**INFORMATION**
-*-

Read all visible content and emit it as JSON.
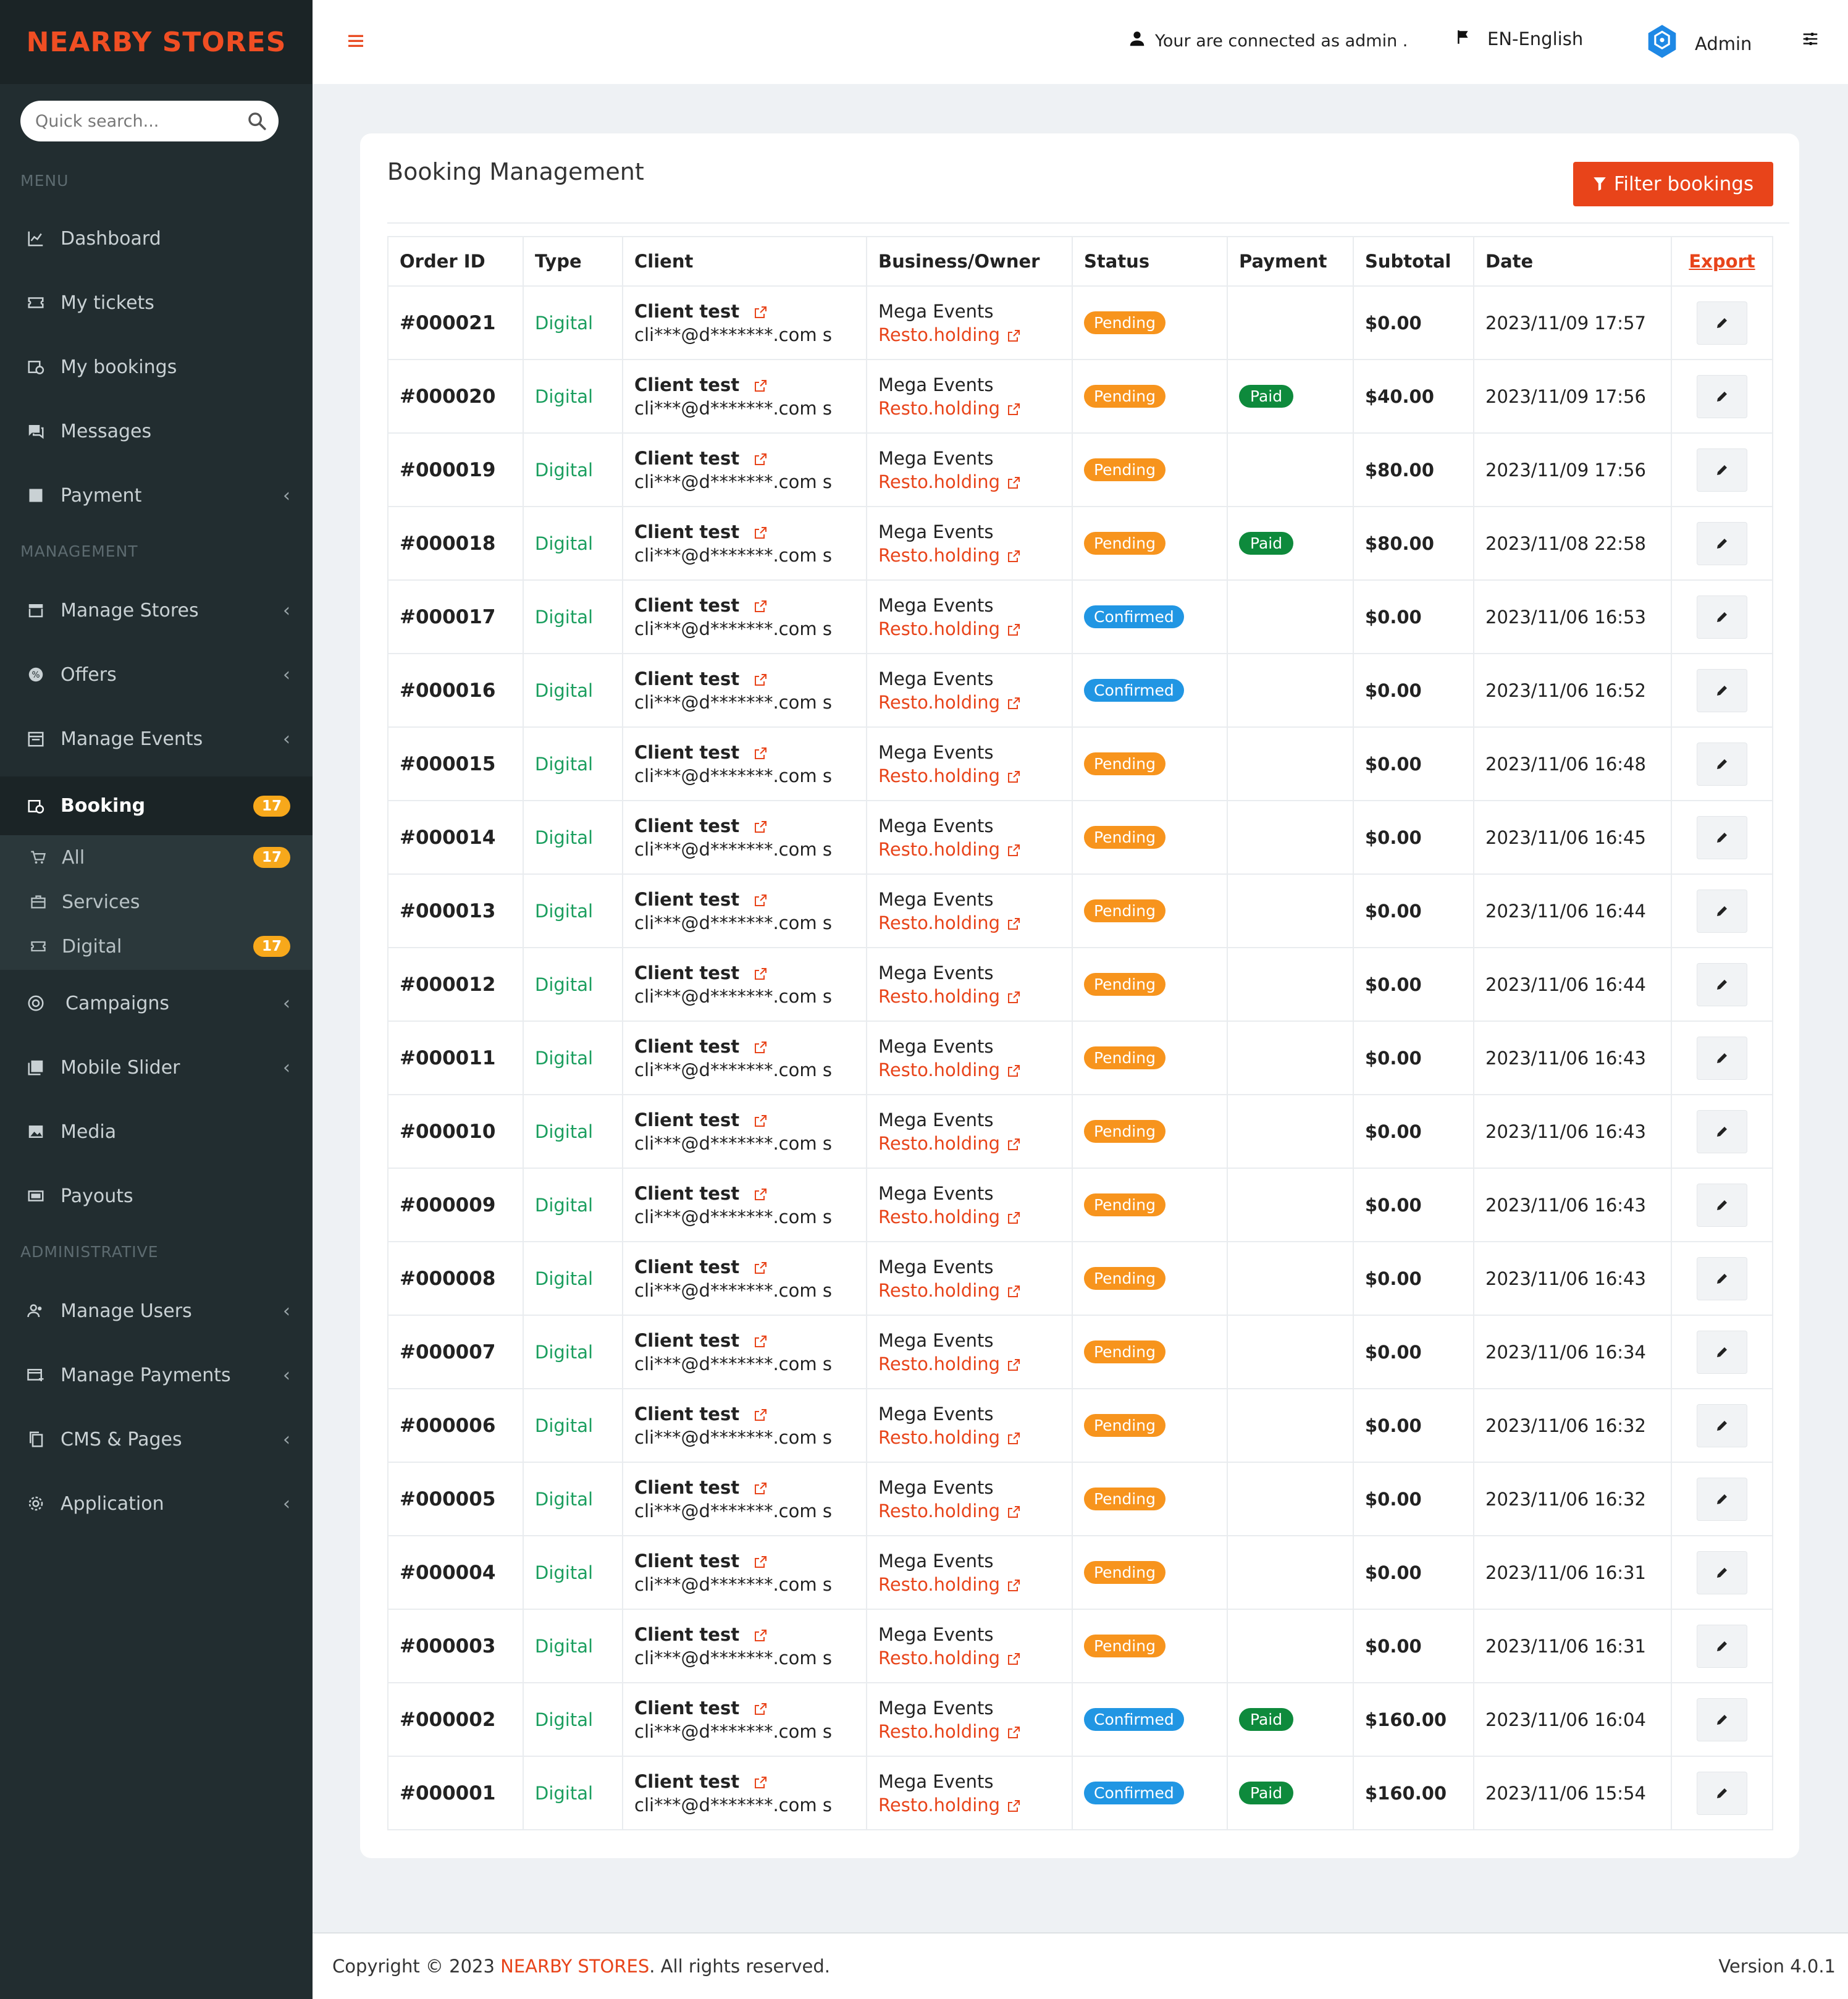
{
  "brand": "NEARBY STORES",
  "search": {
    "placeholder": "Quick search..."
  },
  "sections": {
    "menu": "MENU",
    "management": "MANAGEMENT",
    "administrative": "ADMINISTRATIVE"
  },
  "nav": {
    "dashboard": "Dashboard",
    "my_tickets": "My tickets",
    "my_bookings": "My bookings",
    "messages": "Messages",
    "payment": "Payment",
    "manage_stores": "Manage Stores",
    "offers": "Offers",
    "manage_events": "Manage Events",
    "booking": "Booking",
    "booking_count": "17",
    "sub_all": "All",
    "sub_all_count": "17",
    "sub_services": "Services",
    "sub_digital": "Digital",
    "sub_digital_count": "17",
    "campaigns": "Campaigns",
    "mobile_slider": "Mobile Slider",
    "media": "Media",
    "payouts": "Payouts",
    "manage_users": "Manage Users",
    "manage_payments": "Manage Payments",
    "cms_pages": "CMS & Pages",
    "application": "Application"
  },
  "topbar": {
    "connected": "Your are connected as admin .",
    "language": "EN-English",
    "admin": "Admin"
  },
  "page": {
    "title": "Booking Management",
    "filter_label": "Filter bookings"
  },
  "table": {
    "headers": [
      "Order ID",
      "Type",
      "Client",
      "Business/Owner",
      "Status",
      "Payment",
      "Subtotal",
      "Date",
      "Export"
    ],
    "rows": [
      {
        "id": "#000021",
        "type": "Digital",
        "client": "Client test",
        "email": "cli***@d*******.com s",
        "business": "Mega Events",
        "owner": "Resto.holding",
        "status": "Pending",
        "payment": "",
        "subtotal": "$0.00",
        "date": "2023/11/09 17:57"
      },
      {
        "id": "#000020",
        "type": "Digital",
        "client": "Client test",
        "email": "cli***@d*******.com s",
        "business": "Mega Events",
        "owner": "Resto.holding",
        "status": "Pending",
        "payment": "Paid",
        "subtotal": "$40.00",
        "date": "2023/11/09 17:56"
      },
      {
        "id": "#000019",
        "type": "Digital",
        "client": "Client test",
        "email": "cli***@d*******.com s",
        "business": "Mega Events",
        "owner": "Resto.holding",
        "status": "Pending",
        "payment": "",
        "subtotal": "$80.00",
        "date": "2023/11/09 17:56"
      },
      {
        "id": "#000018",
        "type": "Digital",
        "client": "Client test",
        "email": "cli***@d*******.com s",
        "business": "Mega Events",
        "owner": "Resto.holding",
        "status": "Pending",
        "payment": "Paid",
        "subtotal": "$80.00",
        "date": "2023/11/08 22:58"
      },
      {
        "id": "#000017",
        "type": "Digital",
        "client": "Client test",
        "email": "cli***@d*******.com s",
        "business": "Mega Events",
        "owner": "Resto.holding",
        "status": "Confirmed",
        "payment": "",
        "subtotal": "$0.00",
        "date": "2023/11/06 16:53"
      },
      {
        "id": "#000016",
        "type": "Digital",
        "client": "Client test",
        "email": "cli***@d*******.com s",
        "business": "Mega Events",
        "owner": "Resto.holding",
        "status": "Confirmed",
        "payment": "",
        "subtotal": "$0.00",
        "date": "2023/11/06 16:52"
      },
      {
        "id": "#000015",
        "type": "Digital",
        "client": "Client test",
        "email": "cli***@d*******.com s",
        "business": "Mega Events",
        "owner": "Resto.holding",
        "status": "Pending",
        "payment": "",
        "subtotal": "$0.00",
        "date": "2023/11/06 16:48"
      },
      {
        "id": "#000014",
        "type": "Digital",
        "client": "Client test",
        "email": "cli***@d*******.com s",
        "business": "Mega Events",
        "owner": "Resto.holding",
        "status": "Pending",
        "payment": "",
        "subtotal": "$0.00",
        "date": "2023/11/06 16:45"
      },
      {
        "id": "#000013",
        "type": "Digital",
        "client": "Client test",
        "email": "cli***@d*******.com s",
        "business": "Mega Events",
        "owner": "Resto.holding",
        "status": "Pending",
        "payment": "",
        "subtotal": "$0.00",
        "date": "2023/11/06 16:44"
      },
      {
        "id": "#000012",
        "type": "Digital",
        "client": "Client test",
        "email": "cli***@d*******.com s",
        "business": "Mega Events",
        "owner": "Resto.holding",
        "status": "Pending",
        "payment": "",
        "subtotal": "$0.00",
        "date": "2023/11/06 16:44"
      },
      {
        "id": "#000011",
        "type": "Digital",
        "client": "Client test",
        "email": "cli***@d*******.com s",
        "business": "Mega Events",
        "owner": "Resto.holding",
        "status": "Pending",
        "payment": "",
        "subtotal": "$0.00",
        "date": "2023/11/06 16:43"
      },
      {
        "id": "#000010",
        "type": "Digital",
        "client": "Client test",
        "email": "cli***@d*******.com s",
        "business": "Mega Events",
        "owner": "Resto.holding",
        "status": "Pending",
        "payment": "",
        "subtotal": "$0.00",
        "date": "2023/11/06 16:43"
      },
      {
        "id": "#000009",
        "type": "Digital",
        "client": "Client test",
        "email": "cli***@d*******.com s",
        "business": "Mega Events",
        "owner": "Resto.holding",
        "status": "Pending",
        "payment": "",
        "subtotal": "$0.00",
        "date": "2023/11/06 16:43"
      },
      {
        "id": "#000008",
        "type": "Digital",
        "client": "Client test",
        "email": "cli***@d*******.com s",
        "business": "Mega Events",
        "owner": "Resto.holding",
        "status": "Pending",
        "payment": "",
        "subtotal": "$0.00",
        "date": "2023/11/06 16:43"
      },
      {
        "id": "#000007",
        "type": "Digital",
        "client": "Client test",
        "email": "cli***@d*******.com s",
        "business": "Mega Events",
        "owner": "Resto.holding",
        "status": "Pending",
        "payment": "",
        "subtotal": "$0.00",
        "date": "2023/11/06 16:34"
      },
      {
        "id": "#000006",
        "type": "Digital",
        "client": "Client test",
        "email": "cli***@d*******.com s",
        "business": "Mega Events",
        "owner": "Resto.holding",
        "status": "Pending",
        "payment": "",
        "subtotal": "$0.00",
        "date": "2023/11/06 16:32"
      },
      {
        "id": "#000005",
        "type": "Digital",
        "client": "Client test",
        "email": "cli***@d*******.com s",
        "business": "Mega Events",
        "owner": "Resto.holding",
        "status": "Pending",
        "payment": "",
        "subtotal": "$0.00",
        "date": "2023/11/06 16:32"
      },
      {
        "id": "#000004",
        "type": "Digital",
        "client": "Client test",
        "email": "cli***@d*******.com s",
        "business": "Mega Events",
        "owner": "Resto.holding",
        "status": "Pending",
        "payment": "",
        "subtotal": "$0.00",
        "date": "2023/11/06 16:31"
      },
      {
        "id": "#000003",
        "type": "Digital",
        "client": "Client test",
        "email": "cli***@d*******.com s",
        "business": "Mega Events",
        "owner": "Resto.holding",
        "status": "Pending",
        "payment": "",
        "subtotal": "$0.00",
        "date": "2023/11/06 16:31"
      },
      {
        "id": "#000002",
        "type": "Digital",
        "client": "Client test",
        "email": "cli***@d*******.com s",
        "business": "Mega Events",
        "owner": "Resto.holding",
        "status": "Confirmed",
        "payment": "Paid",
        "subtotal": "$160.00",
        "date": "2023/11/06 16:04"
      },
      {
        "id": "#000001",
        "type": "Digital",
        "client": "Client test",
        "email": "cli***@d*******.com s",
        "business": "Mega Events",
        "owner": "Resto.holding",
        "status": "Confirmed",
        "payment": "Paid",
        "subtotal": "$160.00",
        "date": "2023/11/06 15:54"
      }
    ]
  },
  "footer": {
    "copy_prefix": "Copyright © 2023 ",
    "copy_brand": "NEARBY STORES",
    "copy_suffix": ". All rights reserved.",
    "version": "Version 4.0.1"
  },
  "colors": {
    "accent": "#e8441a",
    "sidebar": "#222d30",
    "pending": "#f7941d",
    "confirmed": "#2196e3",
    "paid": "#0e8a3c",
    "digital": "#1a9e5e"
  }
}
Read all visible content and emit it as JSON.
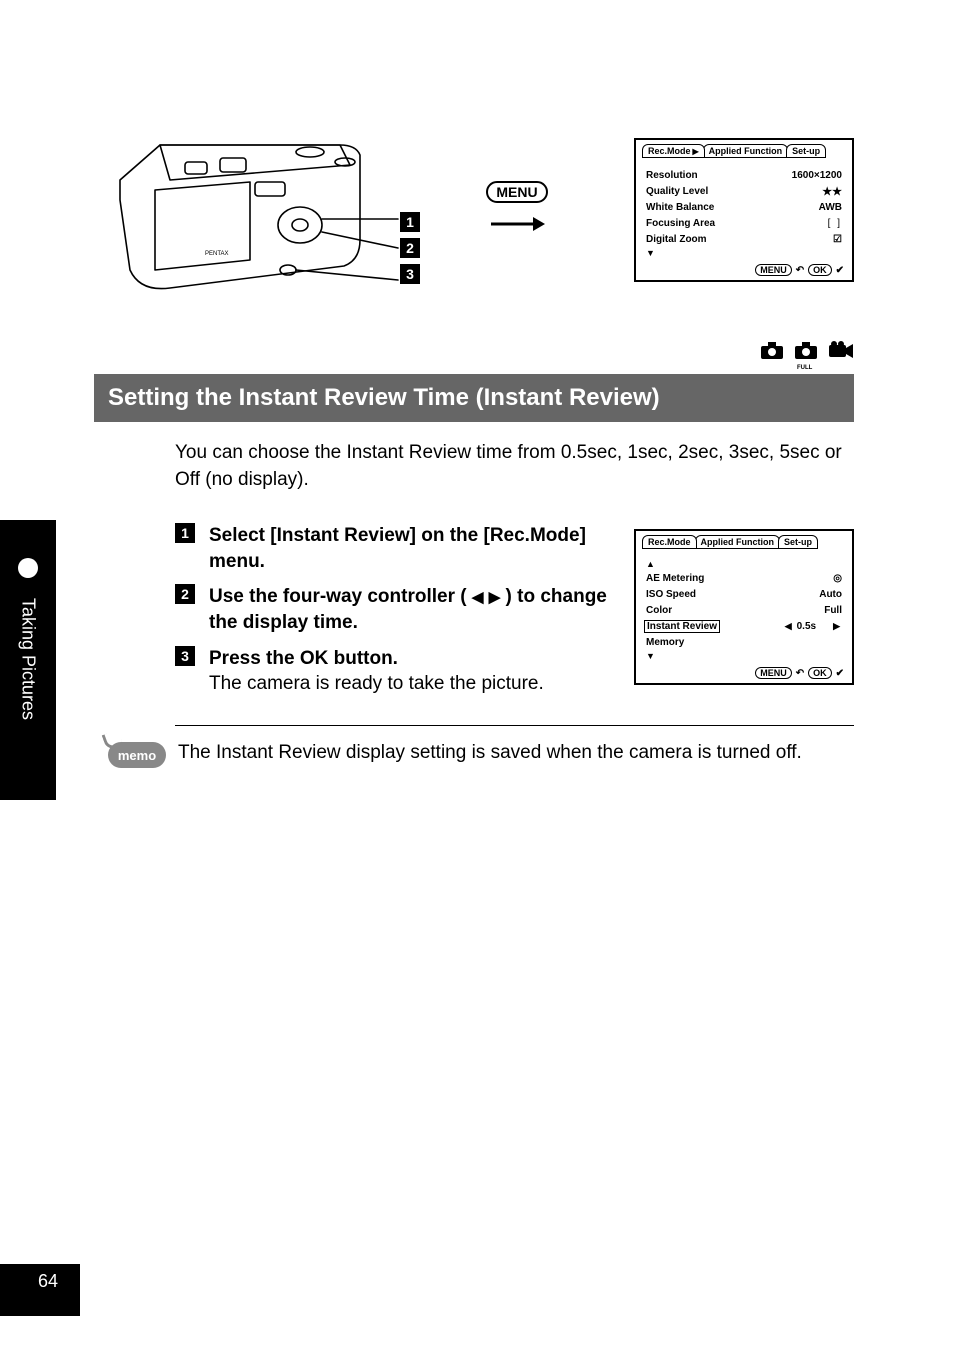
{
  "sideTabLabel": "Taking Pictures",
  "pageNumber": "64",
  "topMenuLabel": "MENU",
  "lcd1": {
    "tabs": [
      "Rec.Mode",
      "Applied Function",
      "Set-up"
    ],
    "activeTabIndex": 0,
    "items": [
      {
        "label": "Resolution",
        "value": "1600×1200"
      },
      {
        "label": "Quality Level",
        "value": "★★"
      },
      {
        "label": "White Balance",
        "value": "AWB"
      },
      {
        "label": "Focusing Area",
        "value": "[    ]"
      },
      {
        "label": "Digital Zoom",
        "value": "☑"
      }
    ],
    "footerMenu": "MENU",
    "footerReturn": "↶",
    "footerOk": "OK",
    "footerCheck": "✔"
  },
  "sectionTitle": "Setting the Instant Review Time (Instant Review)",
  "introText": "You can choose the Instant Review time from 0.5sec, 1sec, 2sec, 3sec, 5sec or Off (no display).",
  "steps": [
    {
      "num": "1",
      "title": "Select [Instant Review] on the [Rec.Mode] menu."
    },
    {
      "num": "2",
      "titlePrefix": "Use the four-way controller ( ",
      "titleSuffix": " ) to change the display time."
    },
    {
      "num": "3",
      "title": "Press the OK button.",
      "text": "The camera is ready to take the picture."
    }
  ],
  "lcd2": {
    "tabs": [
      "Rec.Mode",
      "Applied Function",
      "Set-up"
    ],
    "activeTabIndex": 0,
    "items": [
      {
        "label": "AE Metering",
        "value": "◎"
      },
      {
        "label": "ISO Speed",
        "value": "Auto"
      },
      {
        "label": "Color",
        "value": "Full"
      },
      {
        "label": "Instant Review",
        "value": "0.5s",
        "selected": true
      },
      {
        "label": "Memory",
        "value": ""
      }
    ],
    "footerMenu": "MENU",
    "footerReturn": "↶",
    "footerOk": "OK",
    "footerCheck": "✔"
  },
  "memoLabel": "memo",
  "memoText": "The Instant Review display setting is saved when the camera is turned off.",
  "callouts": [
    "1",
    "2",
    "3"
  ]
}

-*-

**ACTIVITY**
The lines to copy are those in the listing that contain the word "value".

**RESPONSE**
        "value": "1600×1200"
        "value": "★★"
        "value": "AWB"
        "value": "[    ]"
        "value": "☑"
        "value": "◎"
        "value": "Auto"
        "value": "Full"
        "value": "0.5s",
        "value": ""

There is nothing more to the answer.